▸ Your goal
Please return every line from the entries that has the string "Снигирёв" in it.

(Stored items from a collection)
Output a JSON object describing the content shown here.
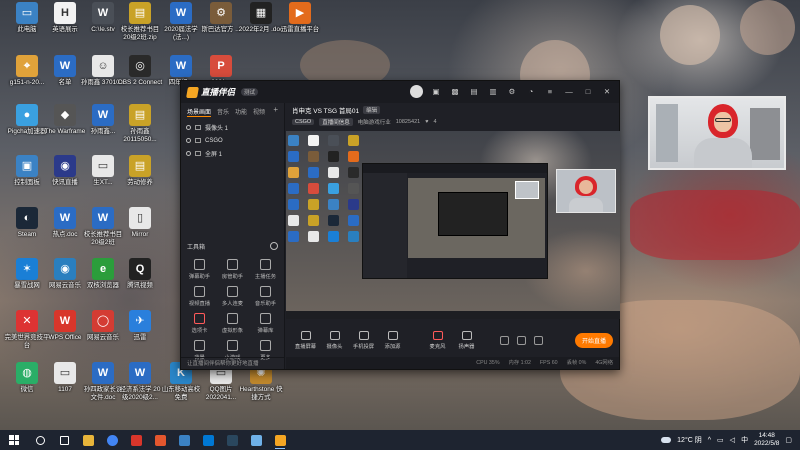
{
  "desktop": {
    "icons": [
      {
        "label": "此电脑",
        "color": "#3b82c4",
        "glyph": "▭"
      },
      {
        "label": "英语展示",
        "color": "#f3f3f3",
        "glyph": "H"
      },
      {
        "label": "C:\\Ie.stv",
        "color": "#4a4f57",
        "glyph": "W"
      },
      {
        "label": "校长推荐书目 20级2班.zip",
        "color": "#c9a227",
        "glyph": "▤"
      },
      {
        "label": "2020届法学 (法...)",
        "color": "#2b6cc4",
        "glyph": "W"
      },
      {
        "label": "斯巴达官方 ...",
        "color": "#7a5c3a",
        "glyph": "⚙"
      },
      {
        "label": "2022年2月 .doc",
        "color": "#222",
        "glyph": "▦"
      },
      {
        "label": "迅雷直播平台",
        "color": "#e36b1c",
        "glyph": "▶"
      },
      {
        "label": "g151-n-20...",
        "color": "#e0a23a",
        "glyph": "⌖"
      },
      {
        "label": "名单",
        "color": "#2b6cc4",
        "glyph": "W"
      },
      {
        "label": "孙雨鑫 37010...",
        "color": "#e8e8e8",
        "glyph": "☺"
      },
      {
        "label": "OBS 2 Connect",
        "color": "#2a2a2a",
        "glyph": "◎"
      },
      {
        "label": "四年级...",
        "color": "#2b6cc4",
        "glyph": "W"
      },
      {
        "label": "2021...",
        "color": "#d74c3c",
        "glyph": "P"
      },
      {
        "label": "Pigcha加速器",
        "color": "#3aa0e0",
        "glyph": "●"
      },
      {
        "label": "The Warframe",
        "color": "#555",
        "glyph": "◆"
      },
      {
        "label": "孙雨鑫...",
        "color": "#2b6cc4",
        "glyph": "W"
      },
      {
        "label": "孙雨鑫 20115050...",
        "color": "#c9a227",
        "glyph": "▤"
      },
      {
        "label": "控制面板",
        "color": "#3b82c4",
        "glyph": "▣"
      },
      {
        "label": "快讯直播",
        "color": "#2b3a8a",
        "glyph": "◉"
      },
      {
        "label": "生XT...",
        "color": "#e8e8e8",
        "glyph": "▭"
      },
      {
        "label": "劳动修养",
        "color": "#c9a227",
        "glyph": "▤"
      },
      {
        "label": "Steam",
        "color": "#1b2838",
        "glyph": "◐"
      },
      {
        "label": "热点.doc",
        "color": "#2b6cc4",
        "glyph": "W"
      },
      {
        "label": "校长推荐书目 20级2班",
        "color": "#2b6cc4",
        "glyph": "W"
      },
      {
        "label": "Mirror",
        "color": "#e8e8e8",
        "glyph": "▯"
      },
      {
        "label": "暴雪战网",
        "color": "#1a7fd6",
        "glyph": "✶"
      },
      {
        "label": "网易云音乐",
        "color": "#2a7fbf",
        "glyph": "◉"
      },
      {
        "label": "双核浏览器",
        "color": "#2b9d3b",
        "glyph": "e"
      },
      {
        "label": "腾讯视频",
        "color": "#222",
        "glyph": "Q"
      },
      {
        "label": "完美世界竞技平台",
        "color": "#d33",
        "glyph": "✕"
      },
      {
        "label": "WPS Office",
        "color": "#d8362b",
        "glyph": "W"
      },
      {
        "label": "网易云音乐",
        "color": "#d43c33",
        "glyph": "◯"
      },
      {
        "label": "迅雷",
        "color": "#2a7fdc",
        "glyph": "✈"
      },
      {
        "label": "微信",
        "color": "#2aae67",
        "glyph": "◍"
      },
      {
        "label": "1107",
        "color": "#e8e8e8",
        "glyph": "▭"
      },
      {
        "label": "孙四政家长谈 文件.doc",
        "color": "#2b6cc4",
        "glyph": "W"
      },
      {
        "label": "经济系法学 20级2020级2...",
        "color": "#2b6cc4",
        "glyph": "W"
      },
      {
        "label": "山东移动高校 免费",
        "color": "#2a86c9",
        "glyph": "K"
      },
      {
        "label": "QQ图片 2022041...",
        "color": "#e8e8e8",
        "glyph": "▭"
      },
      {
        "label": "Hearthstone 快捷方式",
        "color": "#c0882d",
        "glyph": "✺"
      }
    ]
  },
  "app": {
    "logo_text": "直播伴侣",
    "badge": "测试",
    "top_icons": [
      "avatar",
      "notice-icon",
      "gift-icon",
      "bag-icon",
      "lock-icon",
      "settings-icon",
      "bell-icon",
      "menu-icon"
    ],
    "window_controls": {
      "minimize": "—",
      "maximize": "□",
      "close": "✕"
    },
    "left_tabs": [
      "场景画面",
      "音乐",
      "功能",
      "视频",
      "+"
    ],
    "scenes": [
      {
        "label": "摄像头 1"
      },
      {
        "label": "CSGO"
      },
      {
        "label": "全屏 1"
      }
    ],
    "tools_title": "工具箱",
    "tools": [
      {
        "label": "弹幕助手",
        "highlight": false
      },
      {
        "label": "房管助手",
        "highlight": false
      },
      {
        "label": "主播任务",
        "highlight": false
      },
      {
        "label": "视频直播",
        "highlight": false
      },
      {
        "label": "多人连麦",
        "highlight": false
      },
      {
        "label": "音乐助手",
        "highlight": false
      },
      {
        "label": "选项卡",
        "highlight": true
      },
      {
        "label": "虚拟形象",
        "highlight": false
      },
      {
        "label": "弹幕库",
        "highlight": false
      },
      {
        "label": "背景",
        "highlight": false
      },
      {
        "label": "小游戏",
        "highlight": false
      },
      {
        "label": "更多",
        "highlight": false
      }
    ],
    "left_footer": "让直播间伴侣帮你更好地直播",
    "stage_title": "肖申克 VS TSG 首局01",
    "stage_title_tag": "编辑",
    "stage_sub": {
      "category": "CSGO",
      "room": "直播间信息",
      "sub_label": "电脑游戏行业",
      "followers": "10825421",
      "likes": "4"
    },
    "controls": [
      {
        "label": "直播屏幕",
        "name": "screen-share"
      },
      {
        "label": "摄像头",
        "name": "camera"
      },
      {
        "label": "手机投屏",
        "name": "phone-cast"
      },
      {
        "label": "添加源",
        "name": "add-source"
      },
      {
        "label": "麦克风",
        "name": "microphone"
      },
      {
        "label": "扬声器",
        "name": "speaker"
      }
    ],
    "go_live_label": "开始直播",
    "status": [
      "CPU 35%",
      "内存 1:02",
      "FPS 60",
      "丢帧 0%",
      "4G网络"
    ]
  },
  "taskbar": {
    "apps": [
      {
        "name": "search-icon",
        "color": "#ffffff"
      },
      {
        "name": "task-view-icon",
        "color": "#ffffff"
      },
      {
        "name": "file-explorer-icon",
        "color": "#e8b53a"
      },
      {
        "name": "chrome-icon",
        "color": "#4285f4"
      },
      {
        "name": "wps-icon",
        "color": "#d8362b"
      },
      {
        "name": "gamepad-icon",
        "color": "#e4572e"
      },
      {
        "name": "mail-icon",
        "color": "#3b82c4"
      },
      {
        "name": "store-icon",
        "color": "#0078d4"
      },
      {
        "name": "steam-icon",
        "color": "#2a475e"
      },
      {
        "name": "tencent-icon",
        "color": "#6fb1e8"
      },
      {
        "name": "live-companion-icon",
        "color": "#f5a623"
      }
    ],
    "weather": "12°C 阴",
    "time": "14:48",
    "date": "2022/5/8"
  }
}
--
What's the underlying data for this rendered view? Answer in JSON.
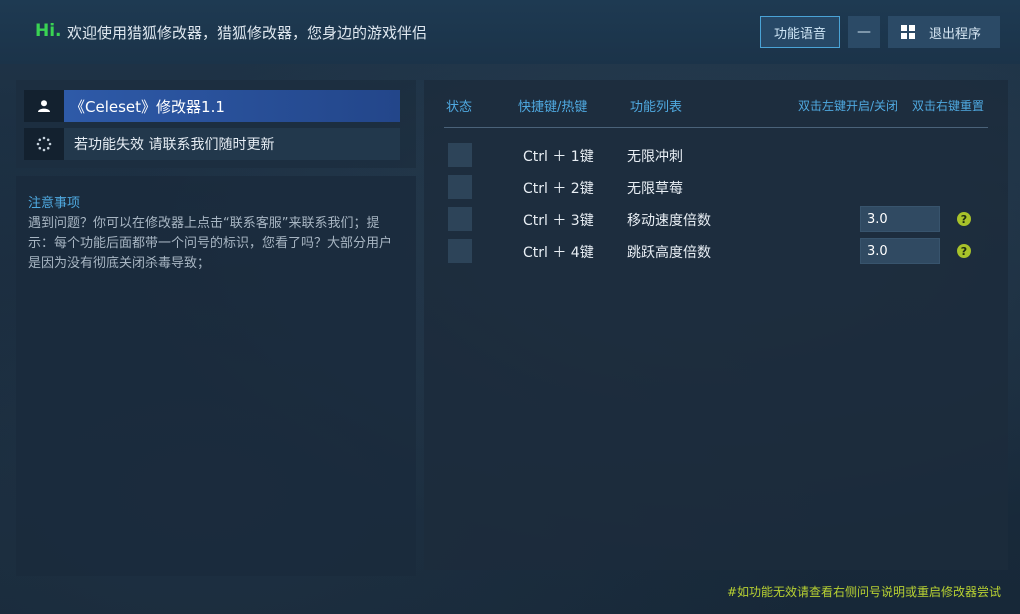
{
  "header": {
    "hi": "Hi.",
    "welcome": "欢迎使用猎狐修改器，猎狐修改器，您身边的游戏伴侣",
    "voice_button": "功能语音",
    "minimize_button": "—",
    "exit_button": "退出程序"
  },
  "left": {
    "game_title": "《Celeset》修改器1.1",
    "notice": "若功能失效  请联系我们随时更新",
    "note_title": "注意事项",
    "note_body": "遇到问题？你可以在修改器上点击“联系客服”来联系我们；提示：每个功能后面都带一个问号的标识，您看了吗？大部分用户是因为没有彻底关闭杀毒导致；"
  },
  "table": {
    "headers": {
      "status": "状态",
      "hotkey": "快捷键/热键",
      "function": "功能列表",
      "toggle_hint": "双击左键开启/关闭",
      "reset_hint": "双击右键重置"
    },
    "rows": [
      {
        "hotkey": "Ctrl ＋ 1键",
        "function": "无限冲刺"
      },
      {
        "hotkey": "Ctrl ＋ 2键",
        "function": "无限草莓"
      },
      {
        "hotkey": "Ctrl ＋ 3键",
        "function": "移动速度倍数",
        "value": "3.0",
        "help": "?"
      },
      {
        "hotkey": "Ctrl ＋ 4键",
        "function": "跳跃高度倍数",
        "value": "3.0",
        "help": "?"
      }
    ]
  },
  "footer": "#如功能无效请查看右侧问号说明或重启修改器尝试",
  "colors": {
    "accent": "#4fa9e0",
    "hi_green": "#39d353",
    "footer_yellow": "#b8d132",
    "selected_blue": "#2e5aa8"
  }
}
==
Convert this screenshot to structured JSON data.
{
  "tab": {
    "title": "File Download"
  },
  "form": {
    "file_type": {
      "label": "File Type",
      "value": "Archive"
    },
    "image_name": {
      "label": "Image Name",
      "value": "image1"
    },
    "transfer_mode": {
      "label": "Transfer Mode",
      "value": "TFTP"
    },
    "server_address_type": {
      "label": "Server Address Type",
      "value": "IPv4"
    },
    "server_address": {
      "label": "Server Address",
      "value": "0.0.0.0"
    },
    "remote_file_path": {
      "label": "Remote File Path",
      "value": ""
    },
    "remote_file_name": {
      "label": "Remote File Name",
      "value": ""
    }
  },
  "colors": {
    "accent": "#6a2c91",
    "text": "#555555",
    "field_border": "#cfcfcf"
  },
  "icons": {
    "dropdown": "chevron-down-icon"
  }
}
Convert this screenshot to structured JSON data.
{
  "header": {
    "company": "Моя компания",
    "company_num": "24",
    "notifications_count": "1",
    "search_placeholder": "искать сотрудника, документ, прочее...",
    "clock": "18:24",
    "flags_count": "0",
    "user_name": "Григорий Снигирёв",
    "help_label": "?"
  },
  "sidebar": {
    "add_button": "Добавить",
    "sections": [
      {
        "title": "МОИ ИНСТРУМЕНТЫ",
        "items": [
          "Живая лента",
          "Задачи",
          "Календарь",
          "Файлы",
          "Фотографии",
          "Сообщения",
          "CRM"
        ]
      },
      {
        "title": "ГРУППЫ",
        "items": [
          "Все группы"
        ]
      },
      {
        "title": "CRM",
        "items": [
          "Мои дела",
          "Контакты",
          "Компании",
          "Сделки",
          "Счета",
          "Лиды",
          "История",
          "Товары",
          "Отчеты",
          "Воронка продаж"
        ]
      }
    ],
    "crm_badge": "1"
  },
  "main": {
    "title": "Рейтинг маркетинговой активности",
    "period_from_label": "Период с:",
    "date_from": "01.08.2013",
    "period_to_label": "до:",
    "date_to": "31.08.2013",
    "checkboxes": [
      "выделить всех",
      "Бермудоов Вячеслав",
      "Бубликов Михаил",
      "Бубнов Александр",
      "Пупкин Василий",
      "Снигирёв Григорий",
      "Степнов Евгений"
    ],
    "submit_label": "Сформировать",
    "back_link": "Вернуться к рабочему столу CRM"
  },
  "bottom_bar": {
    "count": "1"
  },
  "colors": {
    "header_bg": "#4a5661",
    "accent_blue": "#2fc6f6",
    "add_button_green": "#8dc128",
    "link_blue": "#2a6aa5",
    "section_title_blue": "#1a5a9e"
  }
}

▸ Answer area
    "user_name": "Григорий Снигирёв",
      "Снигирёв Григорий",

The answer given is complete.